Canopy Growth Corp. (TSX:WEED) has been one of the best-performing stocks of 2016, but it may be starting to exhibit serious signs of slowing down after an announcement Tuesday that the company was forced to destroy over $1 million of medical marijuana that was recalled by Health Canada. The company has since written down approximately $800,000 of inventory relating to product sold in 2016.
Canopy has destroyed over $1 million of medical marijuana produced by the company’s subsidiary Mettrum Ltd. which has allegedly sprayed its cannabis plants with banned chemical pesticide myclobutanil since 2014, according to a former Mettrum employee. This pesticide is prohibited because when heated, the pesticide emits hydrogen cyanide.
The former employee also indicated that not only did the company knowingly spray this prohibited pesticide on its plants, but it hid the pesticide in the ceiling tiles during Health Canada inspections to avoid detection; Health Canada was not testing plants for banned chemicals at the time.
An expensive acquisition
Canopy agreed to purchase Mettrum Ltd. in December and has been granted court approval to complete the acquisition earlier this month. This acquisition may prove to be a very expensive deal with industry experts suggesting the problem may be much larger than the $800,000 initial write-down as an unknown amount of product is affected.

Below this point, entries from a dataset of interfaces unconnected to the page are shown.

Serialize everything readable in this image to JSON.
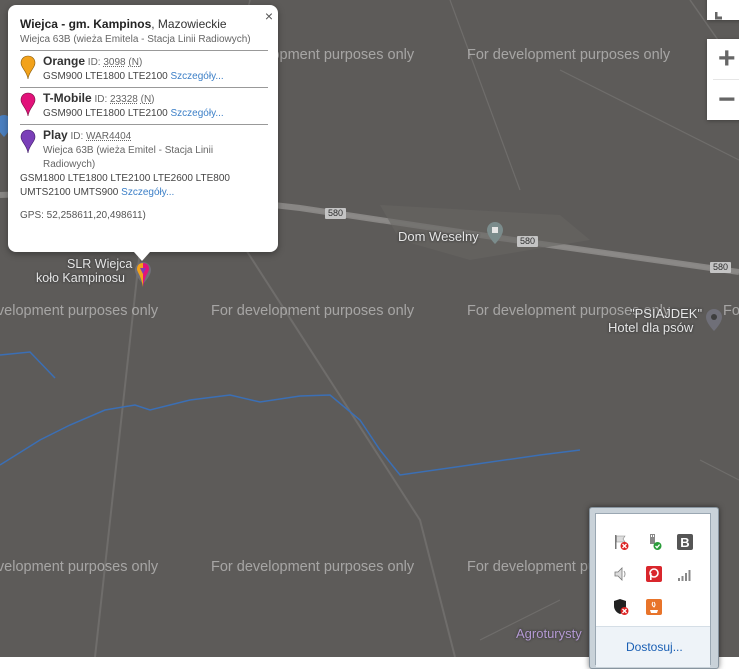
{
  "map": {
    "watermark_text": "For development purposes only",
    "labels": {
      "dom_weselny": "Dom Weselny",
      "slr_line1": "SLR Wiejca",
      "slr_line2": "koło Kampinosu",
      "hotel_line1": "\"PSIAJDEK\"",
      "hotel_line2": "Hotel dla psów",
      "agro": "Agroturysty"
    },
    "road_number": "580",
    "colors": {
      "background": "#5d5b59",
      "road": "#7a7876",
      "water": "#3b6fb5"
    }
  },
  "zoom": {
    "in_label": "+",
    "out_label": "−"
  },
  "popup": {
    "title_bold": "Wiejca - gm. Kampinos",
    "title_rest": ", Mazowieckie",
    "subtitle": "Wiejca 63B (wieża Emitela - Stacja Linii Radiowych)",
    "close_label": "×",
    "operators": [
      {
        "name": "Orange",
        "id_label": "ID:",
        "id": "3098",
        "flag": "(N)",
        "bands": "GSM900 LTE1800 LTE2100",
        "link": "Szczegóły...",
        "color": "#f2a21b"
      },
      {
        "name": "T-Mobile",
        "id_label": "ID:",
        "id": "23328",
        "flag": "(N)",
        "bands": "GSM900 LTE1800 LTE2100",
        "link": "Szczegóły...",
        "color": "#e2127a"
      },
      {
        "name": "Play",
        "id_label": "ID:",
        "id": "WAR4404",
        "note": "Wiejca 63B (wieża Emitel - Stacja Linii Radiowych)",
        "bands": "GSM1800 LTE1800 LTE2100 LTE2600 LTE800 UMTS2100 UMTS900",
        "link": "Szczegóły...",
        "color": "#7a3fb8"
      }
    ],
    "gps": "GPS: 52,258611,20,498611)"
  },
  "tray": {
    "customize_label": "Dostosuj...",
    "icons": [
      "flag-error-icon",
      "usb-check-icon",
      "b-app-icon",
      "speaker-icon",
      "red-p-app-icon",
      "signal-bars-icon",
      "shield-error-icon",
      "java-icon"
    ]
  }
}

At this time, Health Canada only requires periodic spot checks on cannabis produced by companies granted a license to produce cannabis by the Canadian government. Medical marijuana patients are now increasingly becoming worried about the cannabis products they consume given the risks associated with the banned pesticide and the unknown quantity of affected cannabis circulating in the marketplace today.
Because Canopy is licensed by the Canadian government and required to comply with Health Canada regulations, questions remain as to whether or not the company’s license to produce cannabis will be affected at any time in the future.
Potentially an industry-wide issue
Organigram Holdings Inc., another Canadian medical marijuana producer, has indicated that its write-downs relating to this recall have amounted to approximately $500,000. It appears that these recent announcements may only be the tip of the iceberg should Health Canada begin regular testing of cannabis for pesticides — something that medical marijuana patients would clearly like to see happen.
The Globe and Mail has reported that “patients of both companies have contacted The Globe in recent weeks describing symptoms that include persistent nausea, vomiting, and difficulty breathing. All are similar to the known symptoms of hydrogen-cyanide poisoning.”
At this point in time, it is clear that Canopy investors should be extremely careful considering the potential impact of additional write-downs and the implications this recall may have for the company’s production license in the future. Right now may be the time to take some money off the table.
Stay Foolish, my friends.
Fool contributor Chris MacDonald has no position in any stocks mentioned.